“Our Quantum droplets are in the gas phase but they still drop like a rock,” explains experimental physicist Francesca Ferlaino when talking about the...

Im Focus: MADMAX: Max Planck Institute for Physics takes up axion research

The Max Planck Institute for Physics (MPP) is opening up a new research field. A workshop from November 21 - 22, 2016 will mark the start of activities for an innovative axion experiment. Axions are still only purely hypothetical particles. Their detection could solve two fundamental problems in particle physics: What dark matter consists of and why it has not yet been possible to directly observe a CP violation for the strong interaction.

The “MADMAX” project is the MPP’s commitment to axion research. Axions are so far only a theoretical prediction and are difficult to detect: on the one hand,...

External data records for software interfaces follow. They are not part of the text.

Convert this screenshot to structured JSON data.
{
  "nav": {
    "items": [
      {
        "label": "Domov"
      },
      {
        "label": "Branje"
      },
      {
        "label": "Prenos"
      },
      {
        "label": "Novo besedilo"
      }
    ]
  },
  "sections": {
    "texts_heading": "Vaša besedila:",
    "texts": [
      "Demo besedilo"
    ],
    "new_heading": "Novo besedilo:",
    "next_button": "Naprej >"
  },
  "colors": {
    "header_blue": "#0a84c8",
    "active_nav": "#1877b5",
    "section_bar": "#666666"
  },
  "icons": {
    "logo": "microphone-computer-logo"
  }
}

Im Focus: Molecules change shape when wet

Broadband rotational spectroscopy unravels structural reshaping of isolated molecules in the gas phase to accommodate water

In two recent publications in the Journal of Chemical Physics and in the Journal of Physical Chemistry Letters, researchers around Melanie Schnell from the Max...

All Focus news of the innovation-report >>>

Anzeige

Anzeige

Event News

ICTM Conference 2017: Production technology for turbomachine manufacturing of the future

16.11.2016 | Event News

Innovation Day Laser Technology – Laser Additive Manufacturing

01.11.2016 | Event News

#IC2S2: When Social Science meets Computer Science - GESIS will host the IC2S2 conference 2017

14.10.2016 | Event News

 
Latest News

IHP presents the fastest silicon-based transistor in the world

05.12.2016 | Power and Electrical Engineering

InLight study: insights into chemical processes using light

05.12.2016 | Materials Sciences

High-precision magnetic field sensing

05.12.2016 | Power and Electrical Engineering

VideoLinks
B2B-VideoLinks
More VideoLinks >>>